Lucifer’s Fingers – A Rare and Potentially Deadly Delicacy of the Sea
Because to their thick, finger-like trunks and their eerie claw-like feet, the gooseneck barnacles growing on the rocks of Portugal’s most south-western coastline are known as Lucifer’s Fingers. They are sometimes referred to as the truffles of the sea, both because of their rarity and high price, but also because of how hard and risky they are to harvest.

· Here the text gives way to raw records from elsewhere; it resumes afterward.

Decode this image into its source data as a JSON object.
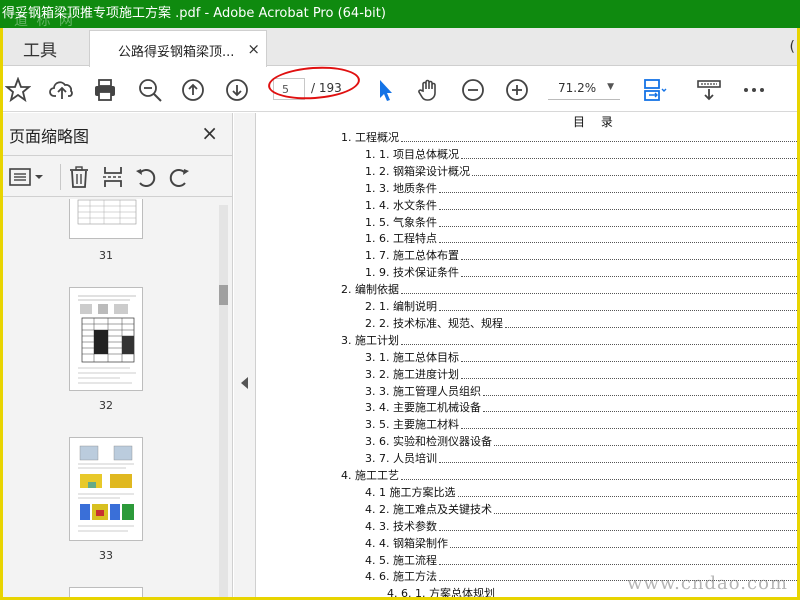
{
  "window": {
    "title": "得妥钢箱梁顶推专项施工方案 .pdf - Adobe Acrobat Pro (64-bit)",
    "watermark_top": "道 标 网"
  },
  "tabs": {
    "tools_label": "工具",
    "doc_label": "公路得妥钢箱梁顶...",
    "close_glyph": "×"
  },
  "toolbar": {
    "current_page": "5",
    "total_pages": "/ 193",
    "zoom": "71.2%",
    "icons": [
      "star-icon",
      "cloud-upload-icon",
      "print-icon",
      "zoom-out-search-icon",
      "page-up-icon",
      "page-down-icon",
      "select-arrow-icon",
      "hand-icon",
      "zoom-out-icon",
      "zoom-in-icon",
      "fit-page-icon",
      "scroll-mode-icon",
      "more-icon"
    ],
    "accent_color": "#1473e6",
    "annotation_color": "#e01010"
  },
  "sidebar": {
    "title": "页面缩略图",
    "close_glyph": "×",
    "thumbnails": [
      {
        "page": "31"
      },
      {
        "page": "32"
      },
      {
        "page": "33"
      }
    ]
  },
  "toc": {
    "heading": "目 录",
    "items": [
      {
        "text": "1. 工程概况",
        "level": 1
      },
      {
        "text": "1. 1. 项目总体概况",
        "level": 2
      },
      {
        "text": "1. 2. 钢箱梁设计概况",
        "level": 2
      },
      {
        "text": "1. 3. 地质条件",
        "level": 2
      },
      {
        "text": "1. 4. 水文条件",
        "level": 2
      },
      {
        "text": "1. 5. 气象条件",
        "level": 2
      },
      {
        "text": "1. 6. 工程特点",
        "level": 2
      },
      {
        "text": "1. 7.  施工总体布置",
        "level": 2
      },
      {
        "text": "1. 9. 技术保证条件",
        "level": 2
      },
      {
        "text": "2. 编制依据",
        "level": 1
      },
      {
        "text": "2. 1. 编制说明",
        "level": 2
      },
      {
        "text": "2. 2. 技术标准、规范、规程",
        "level": 2
      },
      {
        "text": "3. 施工计划",
        "level": 1
      },
      {
        "text": "3. 1. 施工总体目标",
        "level": 2
      },
      {
        "text": "3. 2. 施工进度计划",
        "level": 2
      },
      {
        "text": "3. 3. 施工管理人员组织",
        "level": 2
      },
      {
        "text": "3. 4. 主要施工机械设备",
        "level": 2
      },
      {
        "text": "3. 5. 主要施工材料",
        "level": 2
      },
      {
        "text": "3. 6. 实验和检测仪器设备",
        "level": 2
      },
      {
        "text": "3. 7. 人员培训",
        "level": 2
      },
      {
        "text": "4.  施工工艺",
        "level": 1
      },
      {
        "text": "4. 1 施工方案比选",
        "level": 2
      },
      {
        "text": "4. 2. 施工难点及关键技术",
        "level": 2
      },
      {
        "text": "4. 3. 技术参数",
        "level": 2
      },
      {
        "text": "4. 4. 钢箱梁制作",
        "level": 2
      },
      {
        "text": "4. 5. 施工流程",
        "level": 2
      },
      {
        "text": "4. 6. 施工方法",
        "level": 2
      },
      {
        "text": "4. 6. 1. 方案总体规划",
        "level": 3
      }
    ]
  },
  "watermark_bottom": "www.cndao.com"
}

Restaurants in Portugal and Spain charge up to $115 for a plate of Lucifer’s Fingers, which may sound sound outrageously expensive two some people, but is justified by their rarity and the dangers barnacle hunters expose themselves to when harvesting them. Lucifer’s Fingers, or percebes, cannot be farmed and only thrive on the on rocks in the ocean intertidal zone, where crashing waves provide them with plankton. This makes them notoriously dangerous to harvest, with hunters risking getting crushed against the rocks by crashing waves, or being rendered unconscious by the impact and drowning. The lucky ones escape with broken limbs or severe abrasions.